▸ Task directions
Using the string "tempor" as the key, pull each matching line out of the records below.

++++ Source records

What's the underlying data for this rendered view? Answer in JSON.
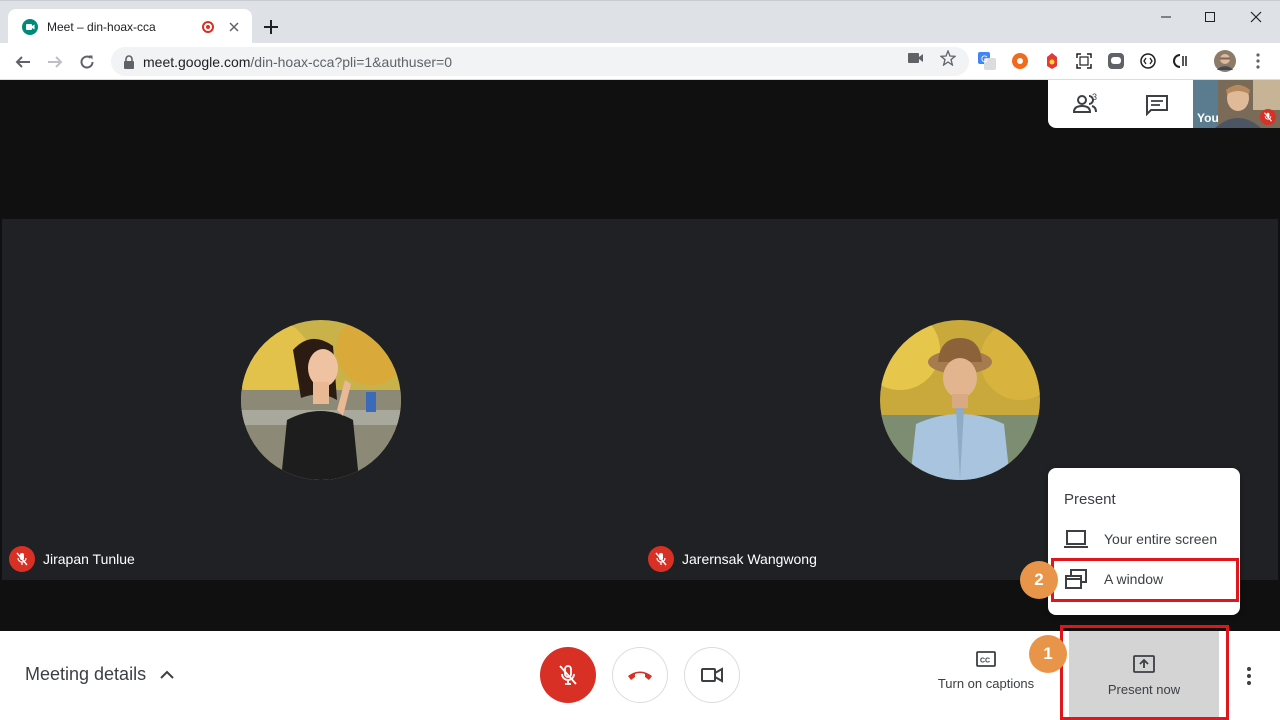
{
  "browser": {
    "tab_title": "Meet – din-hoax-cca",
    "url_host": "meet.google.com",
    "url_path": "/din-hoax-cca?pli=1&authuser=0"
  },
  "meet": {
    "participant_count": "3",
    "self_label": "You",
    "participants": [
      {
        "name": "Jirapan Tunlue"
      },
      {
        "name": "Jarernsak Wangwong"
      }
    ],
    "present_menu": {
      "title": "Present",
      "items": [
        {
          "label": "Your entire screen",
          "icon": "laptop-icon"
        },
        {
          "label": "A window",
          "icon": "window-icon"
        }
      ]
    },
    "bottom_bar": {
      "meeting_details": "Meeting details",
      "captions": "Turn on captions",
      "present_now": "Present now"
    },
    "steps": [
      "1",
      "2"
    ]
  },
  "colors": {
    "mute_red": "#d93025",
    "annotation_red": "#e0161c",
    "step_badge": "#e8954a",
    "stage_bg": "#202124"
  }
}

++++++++
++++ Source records

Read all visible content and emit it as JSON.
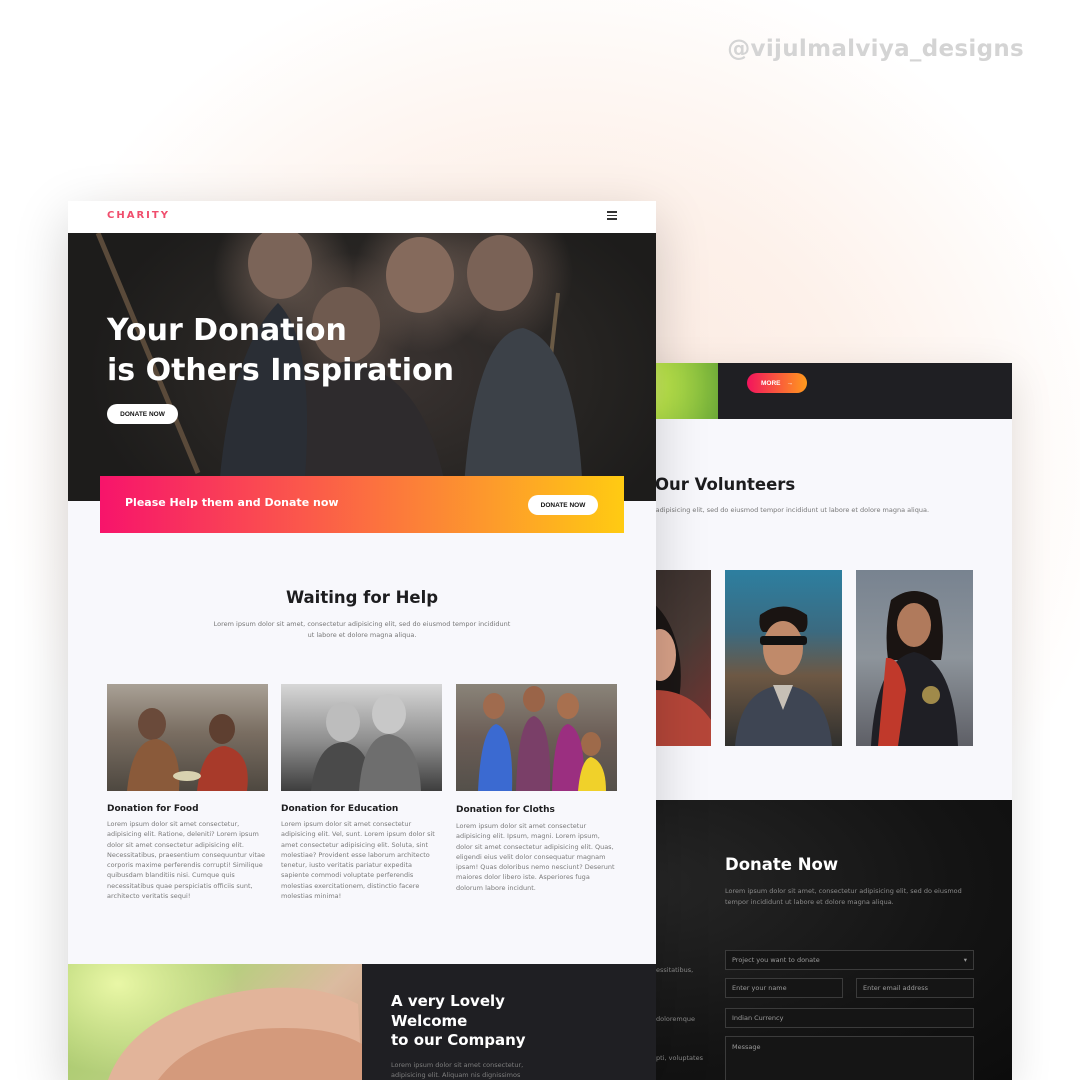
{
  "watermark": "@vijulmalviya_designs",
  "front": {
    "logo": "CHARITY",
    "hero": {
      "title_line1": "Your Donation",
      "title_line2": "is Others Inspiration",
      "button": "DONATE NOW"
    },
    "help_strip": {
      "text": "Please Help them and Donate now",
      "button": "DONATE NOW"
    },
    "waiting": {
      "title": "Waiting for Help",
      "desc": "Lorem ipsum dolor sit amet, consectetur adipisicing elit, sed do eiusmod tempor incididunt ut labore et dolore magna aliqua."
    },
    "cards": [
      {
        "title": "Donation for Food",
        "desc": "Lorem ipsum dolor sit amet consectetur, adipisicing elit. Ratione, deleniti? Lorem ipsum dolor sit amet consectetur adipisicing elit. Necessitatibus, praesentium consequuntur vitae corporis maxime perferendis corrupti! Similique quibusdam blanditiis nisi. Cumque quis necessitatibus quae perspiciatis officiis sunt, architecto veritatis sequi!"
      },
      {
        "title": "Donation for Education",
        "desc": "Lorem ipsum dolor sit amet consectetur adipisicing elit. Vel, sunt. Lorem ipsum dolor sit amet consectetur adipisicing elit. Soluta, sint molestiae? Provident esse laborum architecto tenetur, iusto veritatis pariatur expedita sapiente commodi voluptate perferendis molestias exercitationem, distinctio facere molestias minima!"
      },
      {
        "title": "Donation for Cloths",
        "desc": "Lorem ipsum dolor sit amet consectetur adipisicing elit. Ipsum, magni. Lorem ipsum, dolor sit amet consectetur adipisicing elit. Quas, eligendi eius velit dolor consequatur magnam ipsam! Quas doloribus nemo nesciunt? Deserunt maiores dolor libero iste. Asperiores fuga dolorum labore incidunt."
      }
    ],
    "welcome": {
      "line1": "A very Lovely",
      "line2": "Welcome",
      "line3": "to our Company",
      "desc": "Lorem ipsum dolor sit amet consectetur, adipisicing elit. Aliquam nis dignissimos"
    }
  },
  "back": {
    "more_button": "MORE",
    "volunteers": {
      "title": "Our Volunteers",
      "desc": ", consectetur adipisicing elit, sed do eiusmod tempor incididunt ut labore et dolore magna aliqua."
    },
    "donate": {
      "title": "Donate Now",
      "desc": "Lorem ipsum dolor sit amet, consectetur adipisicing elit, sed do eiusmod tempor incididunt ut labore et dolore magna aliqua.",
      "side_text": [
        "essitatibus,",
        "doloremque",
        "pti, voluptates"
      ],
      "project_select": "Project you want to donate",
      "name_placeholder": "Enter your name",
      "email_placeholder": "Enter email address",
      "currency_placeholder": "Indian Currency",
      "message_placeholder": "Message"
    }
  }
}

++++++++
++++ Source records

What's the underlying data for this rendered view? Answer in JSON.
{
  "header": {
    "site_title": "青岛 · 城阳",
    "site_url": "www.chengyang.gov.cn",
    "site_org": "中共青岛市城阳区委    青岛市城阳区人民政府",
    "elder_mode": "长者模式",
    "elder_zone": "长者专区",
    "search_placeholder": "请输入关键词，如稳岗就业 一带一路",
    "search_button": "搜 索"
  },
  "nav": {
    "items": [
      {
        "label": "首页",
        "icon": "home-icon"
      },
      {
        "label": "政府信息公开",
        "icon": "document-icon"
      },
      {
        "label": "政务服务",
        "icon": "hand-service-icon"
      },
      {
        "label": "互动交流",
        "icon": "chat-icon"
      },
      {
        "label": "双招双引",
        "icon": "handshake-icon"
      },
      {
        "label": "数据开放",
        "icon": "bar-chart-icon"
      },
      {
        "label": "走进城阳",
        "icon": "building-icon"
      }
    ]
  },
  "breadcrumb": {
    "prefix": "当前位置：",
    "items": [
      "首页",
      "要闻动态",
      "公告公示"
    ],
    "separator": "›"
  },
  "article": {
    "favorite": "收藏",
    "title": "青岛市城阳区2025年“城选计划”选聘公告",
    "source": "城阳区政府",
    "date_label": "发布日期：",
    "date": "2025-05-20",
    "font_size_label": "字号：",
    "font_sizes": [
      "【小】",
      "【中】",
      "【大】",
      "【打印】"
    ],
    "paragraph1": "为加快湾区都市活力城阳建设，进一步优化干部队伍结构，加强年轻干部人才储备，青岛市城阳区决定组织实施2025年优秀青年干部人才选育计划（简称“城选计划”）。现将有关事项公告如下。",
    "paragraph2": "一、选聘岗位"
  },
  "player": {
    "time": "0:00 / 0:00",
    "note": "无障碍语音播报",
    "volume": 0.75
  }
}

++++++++

▸ Response box
      "desc": "Lorem ipsum dolor sit amet, consectetur adipisicing elit, sed do eiusmod tempor incididunt ut labore et dolore magna aliqua."
      "desc": ", consectetur adipisicing elit, sed do eiusmod tempor incididunt ut labore et dolore magna aliqua."
      "desc": "Lorem ipsum dolor sit amet, consectetur adipisicing elit, sed do eiusmod tempor incididunt ut labore et dolore magna aliqua.",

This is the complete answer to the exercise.